Connecticut leaders are speaking out about the death of George Floyd, a handcuffed black man who pleaded for air as a white officer knelt on his neck.
A video that showed Floyd begging for air as a police officer was seen kneeling on his neck has sparked outrage and protests across the country. Some have turned violent, leading to looting and fires in Minnesota's Twin Cities of Minneapolis and St. Paul. That officer, Derek Chauvin, has been charged with third-degree murder and manslaughter.
On Friday, the Connecticut Police Chiefs Association released a statement:
"We have all seen the videos from Minneapolis, where a man has lost his life during an encounter with the police, as well as the aftermath of those actions.
"These images are beyond disturbing and cast a stain over the law enforcement profession and the dedicated men and women who strive to protect and serve their communities with honor. As Law Enforcement Officers we recognize that the behavior in these videos reflect failures in police tactics, judgement and training.
"Of equal concern is the lack of intervention by other officers on the scene. We are reminded that we are leaders in our communities, especially during a time of crisis. Our oath and our ethics require us to act whenever we are witnessing an unjust act, even by another police officer.
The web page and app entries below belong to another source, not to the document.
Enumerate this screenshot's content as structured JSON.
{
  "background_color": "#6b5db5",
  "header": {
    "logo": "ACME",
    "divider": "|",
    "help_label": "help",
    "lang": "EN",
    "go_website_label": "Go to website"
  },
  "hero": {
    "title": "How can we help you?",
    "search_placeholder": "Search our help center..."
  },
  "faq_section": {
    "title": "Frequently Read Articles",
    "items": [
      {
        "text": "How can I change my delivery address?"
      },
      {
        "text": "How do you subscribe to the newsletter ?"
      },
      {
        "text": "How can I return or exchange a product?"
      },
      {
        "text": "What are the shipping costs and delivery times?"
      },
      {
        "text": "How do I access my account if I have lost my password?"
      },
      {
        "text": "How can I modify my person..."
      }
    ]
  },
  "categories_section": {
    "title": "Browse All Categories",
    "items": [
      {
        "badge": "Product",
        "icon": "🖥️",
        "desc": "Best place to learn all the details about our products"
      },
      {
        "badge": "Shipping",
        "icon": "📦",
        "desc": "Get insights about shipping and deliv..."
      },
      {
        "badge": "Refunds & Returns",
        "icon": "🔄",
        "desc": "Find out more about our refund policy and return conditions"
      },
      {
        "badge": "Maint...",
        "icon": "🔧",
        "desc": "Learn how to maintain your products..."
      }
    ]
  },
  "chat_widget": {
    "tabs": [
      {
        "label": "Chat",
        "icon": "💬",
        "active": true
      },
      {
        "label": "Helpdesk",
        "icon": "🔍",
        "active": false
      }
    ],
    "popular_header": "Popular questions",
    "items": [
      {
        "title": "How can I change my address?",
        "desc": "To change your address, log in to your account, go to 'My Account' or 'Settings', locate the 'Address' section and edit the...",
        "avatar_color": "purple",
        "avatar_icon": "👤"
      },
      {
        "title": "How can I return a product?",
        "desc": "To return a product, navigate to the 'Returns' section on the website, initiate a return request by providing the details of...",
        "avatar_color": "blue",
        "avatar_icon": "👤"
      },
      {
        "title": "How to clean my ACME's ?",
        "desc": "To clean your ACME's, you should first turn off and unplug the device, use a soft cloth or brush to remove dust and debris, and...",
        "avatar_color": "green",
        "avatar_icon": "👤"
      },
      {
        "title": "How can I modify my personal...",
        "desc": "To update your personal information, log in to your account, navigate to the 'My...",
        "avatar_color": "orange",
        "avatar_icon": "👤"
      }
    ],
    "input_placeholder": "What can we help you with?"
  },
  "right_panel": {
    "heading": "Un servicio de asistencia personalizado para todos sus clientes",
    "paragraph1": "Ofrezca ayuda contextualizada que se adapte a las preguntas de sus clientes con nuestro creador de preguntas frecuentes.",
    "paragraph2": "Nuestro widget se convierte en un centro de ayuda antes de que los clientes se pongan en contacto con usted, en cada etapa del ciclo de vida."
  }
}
"Unfortunately these actions in Minnesota erode the layers of trust, confidence and goodwill that so many of you have built within your communities, especially those who lead agencies in fragile communities.
"Every person deserves to be treated with dignity and respect, this is the foundation of our profession. Any violation of these core tenets is inexcusable.
“'Every day, Every Incident Matters'"
“There’s another virus that is plaguing the faith community and while we’re gathered I feel like talking about that and that’s racism,” said Pastor Kelcy Steele of Varick Memorial Church in New Haven.
Mayor Justin Elicker also released a statement, pointing out that Connecticut has seen its own struggles with racism in the communities. He pointed to two recent cases that touched his city.
"New Haven is not Minneapolis. Connecticut isn’t Minnesota. But we have struggled with racism in our community as well. Last year we saw Stephanie Washington and Paul Witherspoon shot by Hamden and Yale police officers near the Hamden border. And early this year, we lost Mubarak Soulemane—a New Haven resident. He was nineteen years old. He was black. He was killed by a State Police officer.
"Police Chief Reyes and I have talked countless times about our Police Department’s role in our community. The Chief’s and my expectations are clear – that we don’t over police and that New Haven police officers treat all residents fairly and with compassion. We have worked hard to ensure the police department reflects the “Community Policing” that we so often talk about in New Haven, and we will continue to do everything we can to work toward that vision," his statement read in part.
Black Lives Matter New Haven is responding to Floyd's death Friday afternoon. The rally is also a response to comments made by the city's police chief about early released prisoners allegedly causing new violence in New Haven.
In Hartford, a group gathered for what they described as an "I Can't Breathe" rally, stressing that their goal was for a peaceful event.
Gov. Ned Lamont also commented Friday.
"Well you can look at those scenes from Minneapolis - There are a lot of reasons you'd be angry and a lot of reasons to think that this is not a society that includes all of us and leaves some people behind," he said at a press briefing. "I saw that and I said I look at my police, I look at my municipal police, I look at my state police, I Iook at my teachers, I look at my administration and I said I want a police force that looks like the community, that's one of the things I saw. As I said before, when I look at the amazing faith leaders behind us, it requires each and every one of us to stand up and remind people every day when it means to be all of a common humanity."
Sen. Richard Blumenthal also decried the death and demanded justice.
" George Floyd died as he begged for life. Virulent racism must be eradicated. It is intolerable that yet another Black American has been killed cruelly & unconscionably. There must be accountability. Justice must be served," Blumenthal said in a tweet.
Blumenthal and Sen. Chris Murphy are among a group of federal legislators who are calling for an investigation into what they're calling the "patterns and practices of racially discriminatory and violent policing in the Minneapolis Police Department."